Germany and Tunisia are close partners and friends. Tunisia has been very successful in managing the transition from dictatorship to democracy based on the rule of law. As a result, it has acquired a profile far beyond the region. Germany and Tunisia want to play an active role in establishing peace, stability, democracy and human rights within their neighbourhood and across the world. To this end, they want to cooperate closely at both bilateral and multilateral level.
It is in this context that the 4th German-Tunisian consultations are being held in Berlin on 27 September, with Andreas Michaelis, State Secretary of the Federal Foreign Office, and his Tunisian counterpart, Sabri Bachtobji, as co-chairs. Senior representatives of the two Governments meet every two years under the leadership of the State Secretaries of their Foreign Ministries to take stock and set priorities for further cooperation.
State Secretary Michaelis said:

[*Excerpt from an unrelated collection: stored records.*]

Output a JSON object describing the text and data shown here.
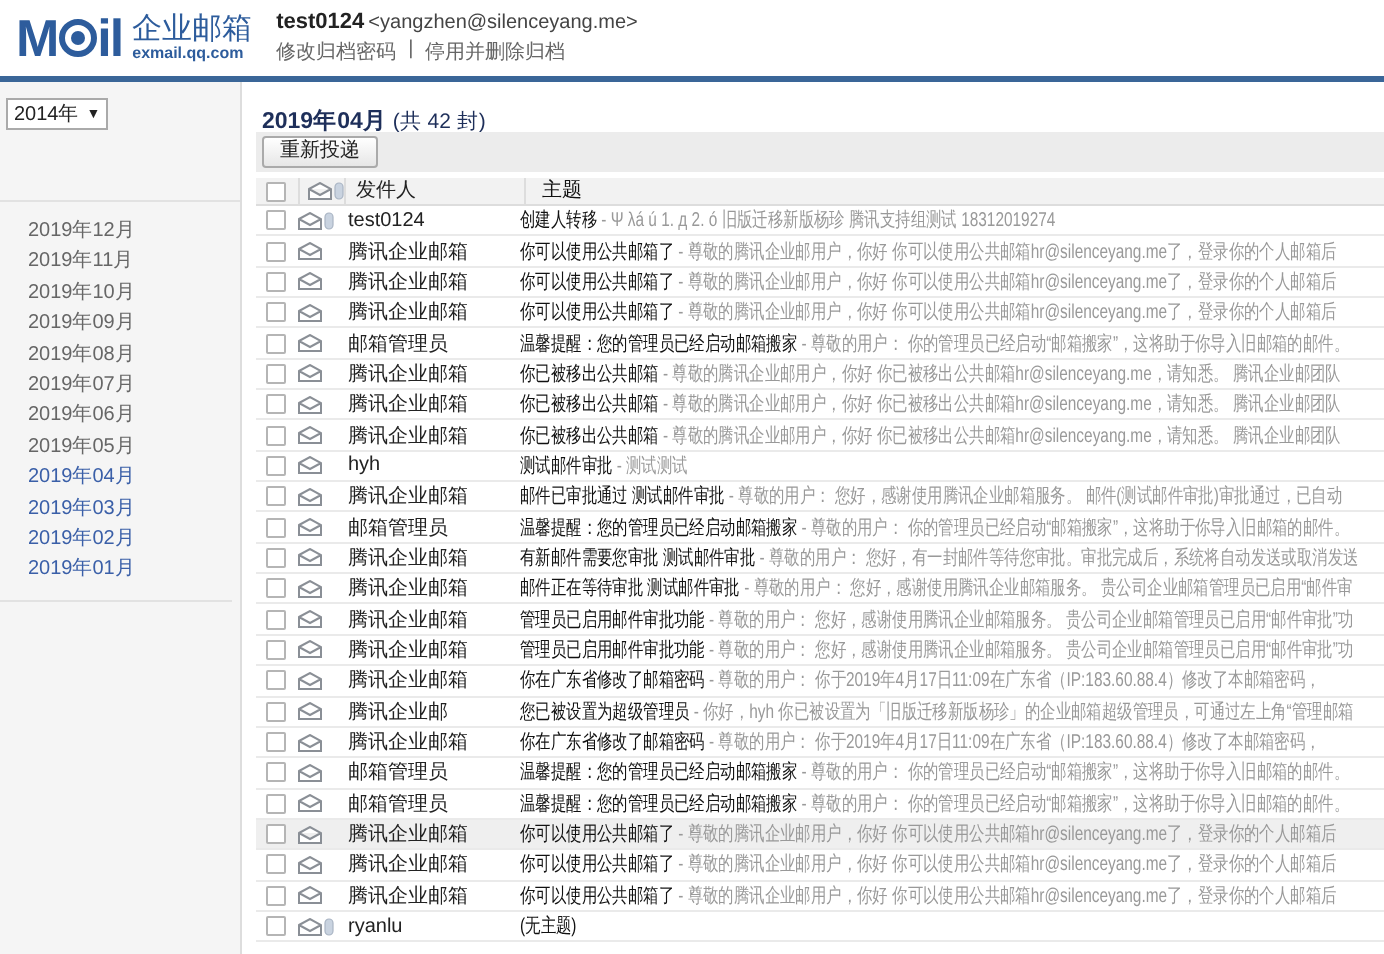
{
  "header": {
    "logo": {
      "start": "M",
      "end": "il",
      "product": "企业邮箱",
      "domain": "exmail.qq.com"
    },
    "account": "test0124",
    "email": "<yangzhen@silenceyang.me>",
    "links": [
      "修改归档密码",
      "停用并删除归档"
    ],
    "separator": "|"
  },
  "sidebar": {
    "year": "2014年",
    "year_caret": "▼",
    "months": [
      {
        "label": "2019年12月",
        "has_mail": false
      },
      {
        "label": "2019年11月",
        "has_mail": false
      },
      {
        "label": "2019年10月",
        "has_mail": false
      },
      {
        "label": "2019年09月",
        "has_mail": false
      },
      {
        "label": "2019年08月",
        "has_mail": false
      },
      {
        "label": "2019年07月",
        "has_mail": false
      },
      {
        "label": "2019年06月",
        "has_mail": false
      },
      {
        "label": "2019年05月",
        "has_mail": false
      },
      {
        "label": "2019年04月",
        "has_mail": true
      },
      {
        "label": "2019年03月",
        "has_mail": true
      },
      {
        "label": "2019年02月",
        "has_mail": true
      },
      {
        "label": "2019年01月",
        "has_mail": true
      }
    ]
  },
  "main": {
    "title": "2019年04月",
    "count": "(共 42 封)",
    "resend_button": "重新投递",
    "all_checked": false,
    "columns": [
      "发件人",
      "主题"
    ],
    "rows": [
      {
        "checked": false,
        "sender": "test0124",
        "subject": "创建人转移",
        "preview": " - Ψ λá ú 1. д 2. ó 旧版迁移新版杨珍 腾讯支持组测试 18312019274",
        "attachment": true,
        "highlighted": false
      },
      {
        "checked": false,
        "sender": "腾讯企业邮箱",
        "subject": "你可以使用公共邮箱了",
        "preview": " - 尊敬的腾讯企业邮用户，你好 你可以使用公共邮箱hr@silenceyang.me了，登录你的个人邮箱后",
        "attachment": false,
        "highlighted": false
      },
      {
        "checked": false,
        "sender": "腾讯企业邮箱",
        "subject": "你可以使用公共邮箱了",
        "preview": " - 尊敬的腾讯企业邮用户，你好 你可以使用公共邮箱hr@silenceyang.me了，登录你的个人邮箱后",
        "attachment": false,
        "highlighted": false
      },
      {
        "checked": false,
        "sender": "腾讯企业邮箱",
        "subject": "你可以使用公共邮箱了",
        "preview": " - 尊敬的腾讯企业邮用户，你好 你可以使用公共邮箱hr@silenceyang.me了，登录你的个人邮箱后",
        "attachment": false,
        "highlighted": false
      },
      {
        "checked": false,
        "sender": "邮箱管理员",
        "subject": "温馨提醒：您的管理员已经启动邮箱搬家",
        "preview": " - 尊敬的用户： 你的管理员已经启动“邮箱搬家”，这将助于你导入旧邮箱的邮件。",
        "attachment": false,
        "highlighted": false
      },
      {
        "checked": false,
        "sender": "腾讯企业邮箱",
        "subject": "你已被移出公共邮箱",
        "preview": " - 尊敬的腾讯企业邮用户，你好 你已被移出公共邮箱hr@silenceyang.me，请知悉。 腾讯企业邮团队",
        "attachment": false,
        "highlighted": false
      },
      {
        "checked": false,
        "sender": "腾讯企业邮箱",
        "subject": "你已被移出公共邮箱",
        "preview": " - 尊敬的腾讯企业邮用户，你好 你已被移出公共邮箱hr@silenceyang.me，请知悉。 腾讯企业邮团队",
        "attachment": false,
        "highlighted": false
      },
      {
        "checked": false,
        "sender": "腾讯企业邮箱",
        "subject": "你已被移出公共邮箱",
        "preview": " - 尊敬的腾讯企业邮用户，你好 你已被移出公共邮箱hr@silenceyang.me，请知悉。 腾讯企业邮团队",
        "attachment": false,
        "highlighted": false
      },
      {
        "checked": false,
        "sender": "hyh",
        "subject": "测试邮件审批",
        "preview": " - 测试测试",
        "attachment": false,
        "highlighted": false
      },
      {
        "checked": false,
        "sender": "腾讯企业邮箱",
        "subject": "邮件已审批通过 测试邮件审批",
        "preview": " - 尊敬的用户： 您好，感谢使用腾讯企业邮箱服务。 邮件(测试邮件审批)审批通过，已自动",
        "attachment": false,
        "highlighted": false
      },
      {
        "checked": false,
        "sender": "邮箱管理员",
        "subject": "温馨提醒：您的管理员已经启动邮箱搬家",
        "preview": " - 尊敬的用户： 你的管理员已经启动“邮箱搬家”，这将助于你导入旧邮箱的邮件。",
        "attachment": false,
        "highlighted": false
      },
      {
        "checked": false,
        "sender": "腾讯企业邮箱",
        "subject": "有新邮件需要您审批 测试邮件审批",
        "preview": " - 尊敬的用户： 您好，有一封邮件等待您审批。审批完成后，系统将自动发送或取消发送",
        "attachment": false,
        "highlighted": false
      },
      {
        "checked": false,
        "sender": "腾讯企业邮箱",
        "subject": "邮件正在等待审批 测试邮件审批",
        "preview": " - 尊敬的用户： 您好，感谢使用腾讯企业邮箱服务。 贵公司企业邮箱管理员已启用“邮件审",
        "attachment": false,
        "highlighted": false
      },
      {
        "checked": false,
        "sender": "腾讯企业邮箱",
        "subject": "管理员已启用邮件审批功能",
        "preview": " - 尊敬的用户： 您好，感谢使用腾讯企业邮箱服务。 贵公司企业邮箱管理员已启用“邮件审批”功",
        "attachment": false,
        "highlighted": false
      },
      {
        "checked": false,
        "sender": "腾讯企业邮箱",
        "subject": "管理员已启用邮件审批功能",
        "preview": " - 尊敬的用户： 您好，感谢使用腾讯企业邮箱服务。 贵公司企业邮箱管理员已启用“邮件审批”功",
        "attachment": false,
        "highlighted": false
      },
      {
        "checked": false,
        "sender": "腾讯企业邮箱",
        "subject": "你在广东省修改了邮箱密码",
        "preview": " - 尊敬的用户： 你于2019年4月17日11:09在广东省（IP:183.60.88.4）修改了本邮箱密码，",
        "attachment": false,
        "highlighted": false
      },
      {
        "checked": false,
        "sender": "腾讯企业邮",
        "subject": "您已被设置为超级管理员",
        "preview": " - 你好，hyh 你已被设置为「旧版迁移新版杨珍」的企业邮箱超级管理员，可通过左上角“管理邮箱",
        "attachment": false,
        "highlighted": false
      },
      {
        "checked": false,
        "sender": "腾讯企业邮箱",
        "subject": "你在广东省修改了邮箱密码",
        "preview": " - 尊敬的用户： 你于2019年4月17日11:09在广东省（IP:183.60.88.4）修改了本邮箱密码，",
        "attachment": false,
        "highlighted": false
      },
      {
        "checked": false,
        "sender": "邮箱管理员",
        "subject": "温馨提醒：您的管理员已经启动邮箱搬家",
        "preview": " - 尊敬的用户： 你的管理员已经启动“邮箱搬家”，这将助于你导入旧邮箱的邮件。",
        "attachment": false,
        "highlighted": false
      },
      {
        "checked": false,
        "sender": "邮箱管理员",
        "subject": "温馨提醒：您的管理员已经启动邮箱搬家",
        "preview": " - 尊敬的用户： 你的管理员已经启动“邮箱搬家”，这将助于你导入旧邮箱的邮件。",
        "attachment": false,
        "highlighted": false
      },
      {
        "checked": false,
        "sender": "腾讯企业邮箱",
        "subject": "你可以使用公共邮箱了",
        "preview": " - 尊敬的腾讯企业邮用户，你好 你可以使用公共邮箱hr@silenceyang.me了，登录你的个人邮箱后",
        "attachment": false,
        "highlighted": true
      },
      {
        "checked": false,
        "sender": "腾讯企业邮箱",
        "subject": "你可以使用公共邮箱了",
        "preview": " - 尊敬的腾讯企业邮用户，你好 你可以使用公共邮箱hr@silenceyang.me了，登录你的个人邮箱后",
        "attachment": false,
        "highlighted": false
      },
      {
        "checked": false,
        "sender": "腾讯企业邮箱",
        "subject": "你可以使用公共邮箱了",
        "preview": " - 尊敬的腾讯企业邮用户，你好 你可以使用公共邮箱hr@silenceyang.me了，登录你的个人邮箱后",
        "attachment": false,
        "highlighted": false
      },
      {
        "checked": false,
        "sender": "ryanlu",
        "subject": "(无主题)",
        "preview": "",
        "attachment": true,
        "highlighted": false
      }
    ]
  }
}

I am impressed by how successful Tunisia has already been in building up a democratic, pluralist state based on the rule of law. No-one can be surprised that the transition is not yet complete in every area. What is important, though, is that economic development keeps pace with political change. I am delighted that German expertise and support are so sought-after and welcome – in the fields of security and civil protection, and also regarding the question of how relations between Tunisia’s central government and its regions can be retuned. Cooperation and exchange with the country’s vibrant civil society is a focal point. Tunisia is on the right course, and can continue to count on us.

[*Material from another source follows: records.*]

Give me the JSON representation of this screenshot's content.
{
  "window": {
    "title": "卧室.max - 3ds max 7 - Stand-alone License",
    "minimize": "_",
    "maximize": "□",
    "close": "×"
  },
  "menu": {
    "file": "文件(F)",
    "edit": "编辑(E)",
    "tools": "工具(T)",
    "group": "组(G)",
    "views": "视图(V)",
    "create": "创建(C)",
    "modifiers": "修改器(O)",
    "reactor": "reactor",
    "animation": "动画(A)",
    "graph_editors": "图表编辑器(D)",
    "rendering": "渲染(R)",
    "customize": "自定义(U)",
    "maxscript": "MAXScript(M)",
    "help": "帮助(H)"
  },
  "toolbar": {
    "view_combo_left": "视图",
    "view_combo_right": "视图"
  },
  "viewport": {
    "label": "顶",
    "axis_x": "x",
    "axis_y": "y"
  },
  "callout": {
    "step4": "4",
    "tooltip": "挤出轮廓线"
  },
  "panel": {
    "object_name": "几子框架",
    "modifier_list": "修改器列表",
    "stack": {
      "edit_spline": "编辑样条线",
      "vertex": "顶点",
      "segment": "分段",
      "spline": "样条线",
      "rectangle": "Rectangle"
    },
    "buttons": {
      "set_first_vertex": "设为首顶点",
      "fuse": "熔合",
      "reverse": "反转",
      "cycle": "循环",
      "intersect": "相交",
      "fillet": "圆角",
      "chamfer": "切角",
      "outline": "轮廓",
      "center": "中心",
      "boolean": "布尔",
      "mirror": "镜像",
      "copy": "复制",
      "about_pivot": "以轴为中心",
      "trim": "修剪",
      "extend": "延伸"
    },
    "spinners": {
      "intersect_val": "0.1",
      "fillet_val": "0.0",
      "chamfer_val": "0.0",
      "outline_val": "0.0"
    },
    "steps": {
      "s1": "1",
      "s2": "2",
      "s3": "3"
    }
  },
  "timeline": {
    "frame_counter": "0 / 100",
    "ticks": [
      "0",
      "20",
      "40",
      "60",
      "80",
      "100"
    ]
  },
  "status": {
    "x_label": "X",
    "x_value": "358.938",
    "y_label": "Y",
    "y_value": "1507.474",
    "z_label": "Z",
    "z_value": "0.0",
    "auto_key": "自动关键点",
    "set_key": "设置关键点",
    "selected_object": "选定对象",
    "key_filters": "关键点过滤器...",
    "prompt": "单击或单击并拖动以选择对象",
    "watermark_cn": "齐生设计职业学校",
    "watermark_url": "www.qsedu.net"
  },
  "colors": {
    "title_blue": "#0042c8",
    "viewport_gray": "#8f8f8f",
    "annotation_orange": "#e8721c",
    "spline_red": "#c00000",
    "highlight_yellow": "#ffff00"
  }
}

German engagement in Tunisia
Germany is currently supporting Tunisia with up to 1.4 billion euros for ongoing projects. Tunisia has entered into a reform partnership with the Federal Ministry for Economic Cooperation and Development, undertaking to reform the financial and banking sector in return for additional technical and financial support.

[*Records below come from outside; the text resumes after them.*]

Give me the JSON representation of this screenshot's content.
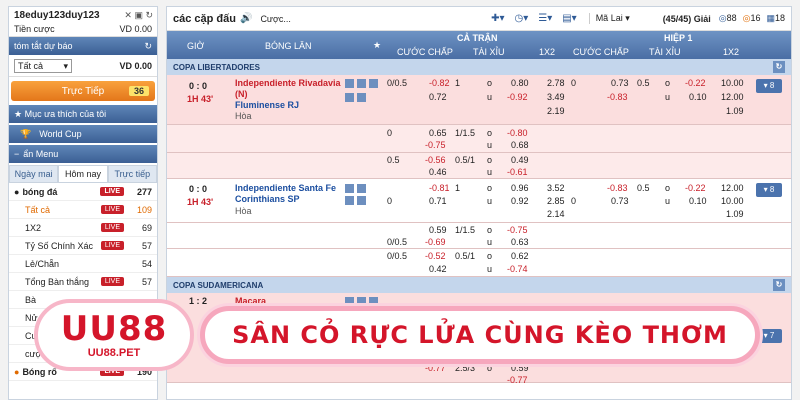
{
  "sidebar": {
    "username": "18eduy123duy123",
    "cash_label": "Tiền cược",
    "cash_value": "VD 0.00",
    "summary_label": "tóm tắt dự báo",
    "filter_value": "Tất cả",
    "filter_amount": "VD 0.00",
    "live_label": "Trực Tiếp",
    "live_count": "36",
    "favorites_label": "Mục ưa thích của tôi",
    "worldcup_label": "World Cup",
    "menu_label": "ẩn Menu",
    "tabs": [
      "Ngày mai",
      "Hôm nay",
      "Trực tiếp"
    ],
    "items": [
      {
        "label": "bóng đá",
        "live": "LIVE",
        "count": "277"
      },
      {
        "label": "Tất cả",
        "live": "LIVE",
        "count": "109"
      },
      {
        "label": "1X2",
        "live": "LIVE",
        "count": "69"
      },
      {
        "label": "Tỷ Số Chính Xác",
        "live": "LIVE",
        "count": "57"
      },
      {
        "label": "Lẻ/Chẵn",
        "live": "",
        "count": "54"
      },
      {
        "label": "Tổng Bàn thắng",
        "live": "LIVE",
        "count": "57"
      },
      {
        "label": "Bà",
        "live": "",
        "count": ""
      },
      {
        "label": "Nử",
        "live": "",
        "count": ""
      },
      {
        "label": "Cuộ",
        "live": "",
        "count": ""
      },
      {
        "label": "cược đội vô địch",
        "live": "",
        "count": "168"
      },
      {
        "label": "Bóng rổ",
        "live": "LIVE",
        "count": "190"
      }
    ]
  },
  "toolbar": {
    "title": "các cặp đấu",
    "bet_label": "Cược...",
    "region": "Mã Lai",
    "count": "(45/45) Giải",
    "c88": "88",
    "c16": "16",
    "c18": "18"
  },
  "header": {
    "time": "GIỜ",
    "team": "BÓNG LĂN",
    "full": "CẢ TRẬN",
    "half": "HIỆP 1",
    "hdp": "CƯỚC CHẤP",
    "ou": "TÀI XỈU",
    "x12": "1X2",
    "hdp2": "CƯỚC CHẤP",
    "ou2": "TÀI XỈU",
    "x122": "1X2"
  },
  "leagues": [
    "COPA LIBERTADORES",
    "COPA SUDAMERICANA"
  ],
  "matches": [
    {
      "score": "0 : 0",
      "time": "1H 43'",
      "home": "Independiente Rivadavia (N)",
      "away": "Fluminense RJ",
      "draw": "Hòa",
      "more": "▾ 8"
    },
    {
      "score": "0 : 0",
      "time": "1H 43'",
      "home": "Independiente Santa Fe",
      "away": "Corinthians SP",
      "draw": "Hòa",
      "more": "▾ 8"
    },
    {
      "score": "1 : 2",
      "time": "",
      "home": "Macara",
      "away": "",
      "draw": "",
      "more": "▾ 7"
    }
  ],
  "odds1": {
    "r1": [
      "0/0.5",
      "-0.82",
      "1",
      "o",
      "0.80",
      "2.78",
      "0",
      "0.73",
      "0.5",
      "o",
      "-0.22",
      "10.00"
    ],
    "r2": [
      "0.72",
      "u",
      "-0.92",
      "3.49",
      "-0.83",
      "u",
      "0.10",
      "12.00"
    ],
    "r3": [
      "2.19",
      "1.09"
    ],
    "a1": [
      "0",
      "0.65",
      "1/1.5",
      "o",
      "-0.80"
    ],
    "a2": [
      "-0.75",
      "u",
      "0.68"
    ],
    "b1": [
      "0.5",
      "-0.56",
      "0.5/1",
      "o",
      "0.49"
    ],
    "b2": [
      "0.46",
      "u",
      "-0.61"
    ]
  },
  "odds2": {
    "r1": [
      "-0.81",
      "1",
      "o",
      "0.96",
      "3.52",
      "-0.83",
      "0.5",
      "o",
      "-0.22",
      "12.00"
    ],
    "r2": [
      "0",
      "0.71",
      "u",
      "0.92",
      "2.85",
      "0",
      "0.73",
      "u",
      "0.10",
      "10.00"
    ],
    "r3": [
      "2.14",
      "1.09"
    ],
    "a1": [
      "0.59",
      "1/1.5",
      "o",
      "-0.75"
    ],
    "a2": [
      "0/0.5",
      "-0.69",
      "u",
      "0.63"
    ],
    "b1": [
      "0/0.5",
      "-0.52",
      "0.5/1",
      "o",
      "0.62"
    ],
    "b2": [
      "0.42",
      "u",
      "-0.74"
    ]
  },
  "odds3": {
    "a1": [
      "-0.77",
      "2.5/3",
      "o",
      "0.59"
    ],
    "a2": [
      "-0.77"
    ],
    "a3": [
      "3/3.5",
      "o",
      "-0.68"
    ]
  },
  "banner": {
    "logo": "UU88",
    "url": "UU88.PET",
    "slogan": "SÂN CỎ RỰC LỬA CÙNG KÈO THƠM"
  }
}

Over 260 German companies have created more than 62,000 jobs in Tunisia, where unemployment is high. During the talks, both sides stressed that social dialogue is crucial for social harmony. Research and innovative capacity are to be strengthened and developed .
What else was discussed?
Another item on the agenda was the difficult situation in Tunisia’s neighbour Libya. Germany and Tunisia support the efforts of the UN Special Representative, Ghassan Salamé, who is mediating between the parties. Both sides agreed that a solution can only be found through negotiation and that it will require patience.